What Is The API Economy (And Why It Matters)

Uffe Jes Hansen and Michael Smith

You’ve likely heard of the API economy – it’s a concept that has grown in recent years to become a vital part of the technology landscape. But what exactly does the term mean, and what impact could it have for your business?

Defining the API economy

Let’s start with some basic definitions: An API, or application programming interface, is a bundle of code that essentially acts as a bridge between digital services, allowing one app to access information or capabilities from another.

IoT, smartphones, and wearables have created an instant-update lifestyle that we’ve come to expect. They’ve also spurred the creation of endless apps and services to meet the needs of today’s always-on consumers. It’s the underlying seamlessness of APIs that pulls everything together behind the scenes.

The sharing, access, and integration of these core competencies with business systems and processes is what we call the API economy.

It’s big business: Benefits of the API economy

We’re seeing more and more intelligent enterprises opening up their services and data to others. This gives them the chance to monetize a capability and resource directly by isolating a small part of their overall offering and exposing it to the world as an API.

As a result, app developers are increasingly creating new digital products by combining these standardized building blocks in a unique way.

A taxi booking app, for example, might combine a mapping API, communication API, and billing API, each from different providers, with their own UX layered on top. This makes it easy to launch new services without having to build everything from scratch – and the result is that successful projects can be built using APIs from emerging providers and established communications-as-a-service (CPaaS) platforms.

It’s not all roses: Challenges of the API economy

The API economy is quick, convenient, and levels the playing field for everyone from the smallest developers to the largest companies to add API-driven engagement capabilities to apps. However, because there’s often no direct contact between the API provider and the developer who utilizes it, it can be hard to know which API is right for your needs – and to ensure you’re implementing it correctly and to its full potential.

Get it wrong, and you risk undoing all of those benefits and putting your app deployment in peril. For example, say a project starts out focused on the “us,” and developers select a communications API that suits their needs for that region. However, as the business expands, the API may not enable the scalability or interconnectivity needed for a global enterprise. At this point, it likely becomes a “rip and replace” scenario, which is always harder and costs more in time and money than implementing the right API from the start.

As the API economy continues to mature, more companies will realize that APIs can help them successfully launch new services and transform their business, relationships, and experiences. Leaders need to understand their value and how selecting a trusted CPaaS provider can deliver these key building blocks and measurable results.

Learn more about CPaaS, APIs, and their role in the communications ecosystem. Download the paper today.

This article originally appeared on Future of Customer Engagement and Experience.

Uffe Jes Hansen

About Uffe Jes Hansen

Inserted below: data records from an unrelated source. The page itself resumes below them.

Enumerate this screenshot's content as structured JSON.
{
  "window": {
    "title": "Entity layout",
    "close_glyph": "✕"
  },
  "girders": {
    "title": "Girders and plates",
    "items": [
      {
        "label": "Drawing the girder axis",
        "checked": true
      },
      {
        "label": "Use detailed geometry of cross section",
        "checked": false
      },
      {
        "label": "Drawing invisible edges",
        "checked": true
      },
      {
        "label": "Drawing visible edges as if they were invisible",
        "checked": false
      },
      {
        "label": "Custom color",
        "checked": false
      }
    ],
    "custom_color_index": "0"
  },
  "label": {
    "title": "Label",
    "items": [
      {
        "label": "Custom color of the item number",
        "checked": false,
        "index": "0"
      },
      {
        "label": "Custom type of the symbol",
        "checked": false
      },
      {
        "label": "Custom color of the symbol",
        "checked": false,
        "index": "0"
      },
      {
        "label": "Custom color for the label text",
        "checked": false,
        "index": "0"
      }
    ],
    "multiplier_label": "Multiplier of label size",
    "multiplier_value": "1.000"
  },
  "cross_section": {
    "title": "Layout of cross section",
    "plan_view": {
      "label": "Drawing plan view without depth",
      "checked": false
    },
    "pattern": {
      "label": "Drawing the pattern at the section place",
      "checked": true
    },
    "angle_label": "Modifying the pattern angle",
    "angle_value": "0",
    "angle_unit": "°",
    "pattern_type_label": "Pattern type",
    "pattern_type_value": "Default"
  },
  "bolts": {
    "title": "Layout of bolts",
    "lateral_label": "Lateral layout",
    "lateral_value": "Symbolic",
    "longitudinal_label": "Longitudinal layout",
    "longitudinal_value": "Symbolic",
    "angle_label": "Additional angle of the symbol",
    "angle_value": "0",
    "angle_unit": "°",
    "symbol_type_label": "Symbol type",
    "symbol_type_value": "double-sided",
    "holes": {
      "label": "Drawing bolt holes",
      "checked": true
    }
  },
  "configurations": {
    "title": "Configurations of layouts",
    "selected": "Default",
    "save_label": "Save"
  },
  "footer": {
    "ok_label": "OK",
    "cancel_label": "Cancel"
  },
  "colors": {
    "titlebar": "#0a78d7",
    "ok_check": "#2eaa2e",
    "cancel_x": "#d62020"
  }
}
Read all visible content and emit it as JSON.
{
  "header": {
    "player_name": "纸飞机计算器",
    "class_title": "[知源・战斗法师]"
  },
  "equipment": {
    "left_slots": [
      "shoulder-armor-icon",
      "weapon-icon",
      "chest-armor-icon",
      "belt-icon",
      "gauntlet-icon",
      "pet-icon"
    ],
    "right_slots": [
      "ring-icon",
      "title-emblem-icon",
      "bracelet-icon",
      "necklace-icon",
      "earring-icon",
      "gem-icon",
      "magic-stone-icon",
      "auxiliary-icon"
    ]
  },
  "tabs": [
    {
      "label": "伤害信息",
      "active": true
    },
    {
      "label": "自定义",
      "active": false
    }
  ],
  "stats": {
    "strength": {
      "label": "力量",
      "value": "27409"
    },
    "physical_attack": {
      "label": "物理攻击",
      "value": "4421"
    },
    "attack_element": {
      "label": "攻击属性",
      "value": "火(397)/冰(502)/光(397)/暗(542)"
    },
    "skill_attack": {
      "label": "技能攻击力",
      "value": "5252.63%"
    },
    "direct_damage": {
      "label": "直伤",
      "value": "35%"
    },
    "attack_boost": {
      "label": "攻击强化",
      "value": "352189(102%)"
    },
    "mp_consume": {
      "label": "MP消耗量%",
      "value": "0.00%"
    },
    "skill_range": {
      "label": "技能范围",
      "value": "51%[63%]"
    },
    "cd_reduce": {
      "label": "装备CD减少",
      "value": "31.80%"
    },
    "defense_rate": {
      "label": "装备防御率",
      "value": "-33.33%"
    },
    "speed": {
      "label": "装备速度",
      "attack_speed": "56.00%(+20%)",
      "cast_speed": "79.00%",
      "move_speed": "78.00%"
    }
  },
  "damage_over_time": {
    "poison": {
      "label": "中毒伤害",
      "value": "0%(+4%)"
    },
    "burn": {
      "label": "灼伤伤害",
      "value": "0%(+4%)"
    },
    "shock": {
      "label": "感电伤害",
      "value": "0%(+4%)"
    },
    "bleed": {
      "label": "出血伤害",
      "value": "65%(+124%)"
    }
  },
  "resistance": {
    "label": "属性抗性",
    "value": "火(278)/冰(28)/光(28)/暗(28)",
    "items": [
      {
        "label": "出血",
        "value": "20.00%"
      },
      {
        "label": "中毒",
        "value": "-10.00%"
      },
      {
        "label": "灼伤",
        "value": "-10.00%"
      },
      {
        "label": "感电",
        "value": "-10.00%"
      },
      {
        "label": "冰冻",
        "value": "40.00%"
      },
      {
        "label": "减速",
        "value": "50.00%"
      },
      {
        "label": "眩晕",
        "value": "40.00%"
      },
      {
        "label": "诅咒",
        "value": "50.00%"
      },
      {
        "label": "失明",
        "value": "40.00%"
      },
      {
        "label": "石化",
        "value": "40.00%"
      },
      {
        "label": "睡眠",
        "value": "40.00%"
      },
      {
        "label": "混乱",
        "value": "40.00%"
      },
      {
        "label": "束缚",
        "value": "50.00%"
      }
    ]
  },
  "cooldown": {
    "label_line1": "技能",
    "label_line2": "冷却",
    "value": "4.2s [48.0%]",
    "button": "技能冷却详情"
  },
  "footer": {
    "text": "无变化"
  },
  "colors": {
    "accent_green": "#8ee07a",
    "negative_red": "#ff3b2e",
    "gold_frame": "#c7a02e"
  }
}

Uffe Jes Hansen is Vice President of Sales in the Middle East and Africa (MEA) for SAP Digital Interconnect at SAP. He brings over 13 years of experience in international sales to mobile operators and enterprises. In his current role, Uffe focuses on providing cloud-based engagement services to enterprises and interconnection services to mobile operators, enabling them to connect on multiple channels with people and things. Prior to joining SAP, Uffe was with MACH and Syniverse (also focused on the MEA region), working with mobile operators and groups to simply their roaming and billing interconnection via the use of various SaaS services.

About Michael Smith